Not sure. To be very truthful: one day a year or two after my most recent divorce I was in a therapist’s office answering a 600 question questionnaire. I did not answer the 100 questions about family. When it had been 4 years since the most recent divorce I was able to say “I have a family of 2” without bursting into tears. “It’s me and my son.”
When growing up, did you have a favorite author, book series, or book?
Miriam Pia: Most of my childhood there was no man living in my home and my mother was not remarried. During that decade and a half I read avidly. I loved massive amounts of SF and fantasy, much of which blurred together in my mind.
Ones that stand out: Tolkein, that lady who wrote the Pern books where the dragons have to burn the thread before it kills everyone, The Sword of Shannara and other related stories, CJ Cherryh, Isaac Asimov, CS Lewis – the Chronicles of Narnia, Nancy Drew & the Hardy Boys, my older sister told me about Dune but I never read it.
I watched the movie with a lover who’s name I won’t disclose in 2009 or 2010 a few years after the most recent divorce, Robert Heinlein, Harlan Ellison, Anne McAffrey – Wind in the Door and others, Alice in Wonderland and …Through the Looking Glass, anyone my older brother said was good after he was finished with it and handed it off to me.
After all, I’d already shared our mother’s womb and had worn his old pajamas; I might as well also read the same book…most of the time if he liked it or my sister liked it so did I.
Hey, let’s get morbid.
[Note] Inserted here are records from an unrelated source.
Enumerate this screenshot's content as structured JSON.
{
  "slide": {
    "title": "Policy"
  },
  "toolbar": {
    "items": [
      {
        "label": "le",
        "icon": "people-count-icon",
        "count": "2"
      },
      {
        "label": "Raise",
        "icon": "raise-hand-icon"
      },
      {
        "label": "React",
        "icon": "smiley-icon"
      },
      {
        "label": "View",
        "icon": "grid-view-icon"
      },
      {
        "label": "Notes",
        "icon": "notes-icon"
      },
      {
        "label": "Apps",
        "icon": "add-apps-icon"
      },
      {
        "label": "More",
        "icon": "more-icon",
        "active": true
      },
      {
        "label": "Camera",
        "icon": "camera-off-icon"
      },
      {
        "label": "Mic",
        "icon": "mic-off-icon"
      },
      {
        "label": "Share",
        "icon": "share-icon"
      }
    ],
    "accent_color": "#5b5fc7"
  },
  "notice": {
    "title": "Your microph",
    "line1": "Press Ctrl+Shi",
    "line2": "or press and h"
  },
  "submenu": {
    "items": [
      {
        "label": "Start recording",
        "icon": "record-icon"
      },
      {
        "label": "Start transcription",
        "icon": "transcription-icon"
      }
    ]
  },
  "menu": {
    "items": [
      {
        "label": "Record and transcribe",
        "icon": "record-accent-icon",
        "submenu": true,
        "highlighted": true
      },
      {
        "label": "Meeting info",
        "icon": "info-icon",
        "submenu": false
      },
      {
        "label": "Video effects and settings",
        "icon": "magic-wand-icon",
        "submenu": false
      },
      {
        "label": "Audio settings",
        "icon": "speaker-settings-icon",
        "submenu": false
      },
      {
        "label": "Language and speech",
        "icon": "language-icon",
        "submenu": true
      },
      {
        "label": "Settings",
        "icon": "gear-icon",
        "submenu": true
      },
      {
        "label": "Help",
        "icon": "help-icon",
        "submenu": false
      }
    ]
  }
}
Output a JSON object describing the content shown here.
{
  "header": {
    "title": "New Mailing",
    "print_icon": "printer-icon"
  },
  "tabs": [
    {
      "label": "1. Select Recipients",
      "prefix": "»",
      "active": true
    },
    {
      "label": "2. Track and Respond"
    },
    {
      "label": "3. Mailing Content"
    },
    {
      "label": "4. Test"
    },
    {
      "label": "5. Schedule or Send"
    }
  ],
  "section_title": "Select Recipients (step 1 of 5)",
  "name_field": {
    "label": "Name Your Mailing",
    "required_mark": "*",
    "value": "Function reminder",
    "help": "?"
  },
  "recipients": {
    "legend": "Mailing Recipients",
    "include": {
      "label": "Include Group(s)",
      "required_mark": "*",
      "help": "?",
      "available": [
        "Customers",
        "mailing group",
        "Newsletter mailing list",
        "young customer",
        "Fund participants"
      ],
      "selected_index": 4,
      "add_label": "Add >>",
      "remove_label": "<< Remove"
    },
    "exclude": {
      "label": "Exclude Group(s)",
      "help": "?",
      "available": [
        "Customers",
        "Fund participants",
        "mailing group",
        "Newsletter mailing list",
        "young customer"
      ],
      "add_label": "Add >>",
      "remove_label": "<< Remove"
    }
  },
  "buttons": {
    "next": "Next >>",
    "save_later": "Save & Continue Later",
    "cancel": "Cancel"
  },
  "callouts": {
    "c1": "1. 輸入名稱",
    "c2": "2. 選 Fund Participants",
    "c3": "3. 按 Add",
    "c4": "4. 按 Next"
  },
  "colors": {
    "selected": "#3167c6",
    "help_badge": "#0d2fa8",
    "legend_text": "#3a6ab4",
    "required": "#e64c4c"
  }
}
When they write your obituary, what do you hope they will say?
Miriam Pia: She loved well / was much loved.
Bring us into your home and set the scene for us when you are writing. What does it look like?
Miriam Pia: It’s boring to watch.
What about movies?
Miriam Pia: In truth, SF and Fantasy blockbusters. Usually, when everyone else – or millions of other people like it; actually so do I.
Is there any one particular book that when you read it, you thought to yourself, “Man, I wish I’d written that one!”?
Miriam Pia: No, I’m the one who always wants me to be me. “I hope I do something that great, but it will have to be something I can do as myself or else it would be meaningless.”
Many authors have said that naming their characters is a difficult process, almost like choosing a name for their own child. How did you select the names of some of your lead characters in your book/s?
Miriam Pia: Talitha in An Adventure in Indianapolis is named after a handicapped teen I took care of – or tried to, for a few months in Indianapolis in 2000. It was hard; she’s very difficult but in truth I did actually like her but I almost never express it to her that I haven’t forgotten her and still care. So I named a character after her in the novel. She doesn’t even know about it.
Is there any lesson or moral you hope your story might reveal to those who read it?
Miriam Pia: Read it and find out.
Do you have any book signings, tours, or special events planned to promote your book that readers might be interested in attending?
Miriam Pia: I hope to but right how I have to really watch the pizza that’s in the oven. I already ruined one because I was answering these questions.
If so, when and where?
Does being a published author feel differently than you had imagined?
Miriam Pia: I don’t know…ask me again when there’s a hard cover. So far it is anti-climactic. Like how I have never had a bridal gown or honeymoon even though I got married.
Now, use this space to tell us more about who you are. Anything you want your readers to know. Include information on where to find your books, any blogs you may have, or how a reader can learn more about you and your writing.